Supplied material
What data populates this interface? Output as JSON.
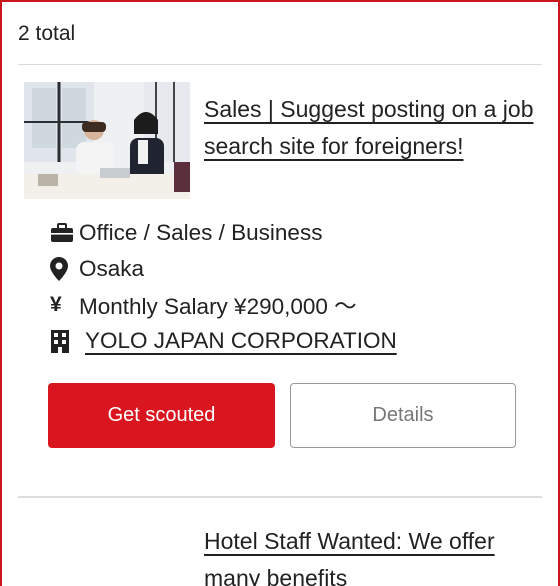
{
  "results": {
    "total_label": "2 total"
  },
  "jobs": [
    {
      "title": "Sales | Suggest posting on a job search site for foreigners!",
      "category": "Office / Sales / Business",
      "location": "Osaka",
      "salary": "Monthly Salary ¥290,000 ～",
      "salary_symbol": "¥",
      "company": "YOLO JAPAN CORPORATION",
      "primary_button": "Get scouted",
      "secondary_button": "Details",
      "image_alt": "office-photo"
    },
    {
      "title": "Hotel Staff Wanted: We offer many benefits"
    }
  ],
  "colors": {
    "accent": "#d9161f",
    "border": "#c9151e"
  },
  "icons": [
    "briefcase-icon",
    "map-pin-icon",
    "yen-icon",
    "building-icon"
  ]
}
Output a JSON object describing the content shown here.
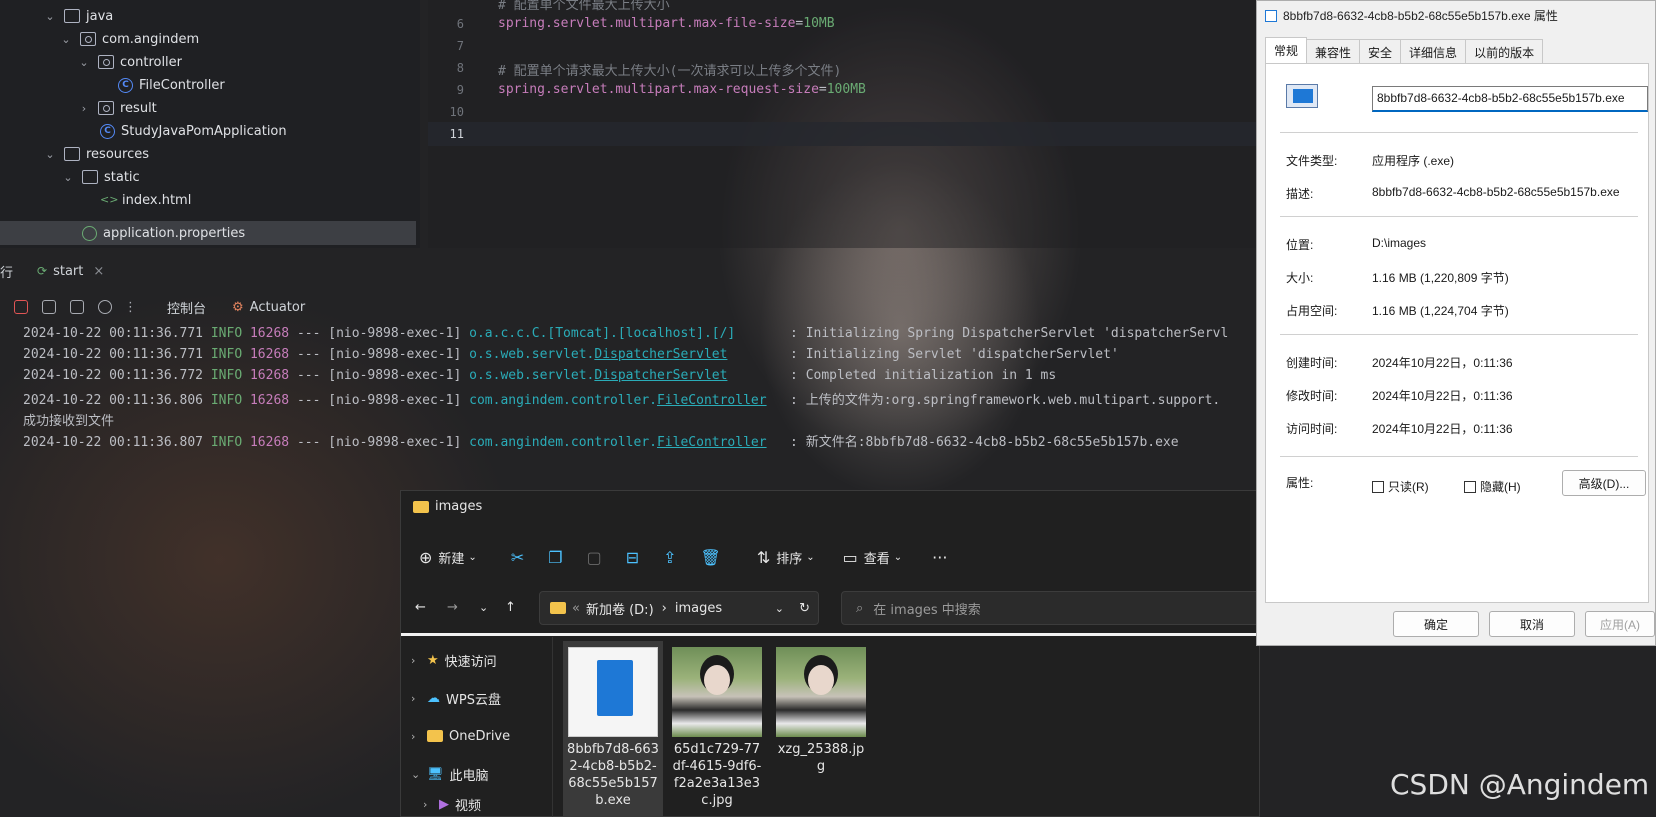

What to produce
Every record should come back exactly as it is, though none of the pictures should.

Written response
What data populates this interface? Output as JSON.
{
  "results": {
    "total_label": "2 total"
  },
  "jobs": [
    {
      "title": "Sales | Suggest posting on a job search site for foreigners!",
      "category": "Office / Sales / Business",
      "location": "Osaka",
      "salary": "Monthly Salary ¥290,000 ～",
      "salary_symbol": "¥",
      "company": "YOLO JAPAN CORPORATION",
      "primary_button": "Get scouted",
      "secondary_button": "Details",
      "image_alt": "office-photo"
    },
    {
      "title": "Hotel Staff Wanted: We offer many benefits"
    }
  ],
  "colors": {
    "accent": "#d9161f",
    "border": "#c9151e"
  },
  "icons": [
    "briefcase-icon",
    "map-pin-icon",
    "yen-icon",
    "building-icon"
  ]
}
Output a JSON object describing the content shown here.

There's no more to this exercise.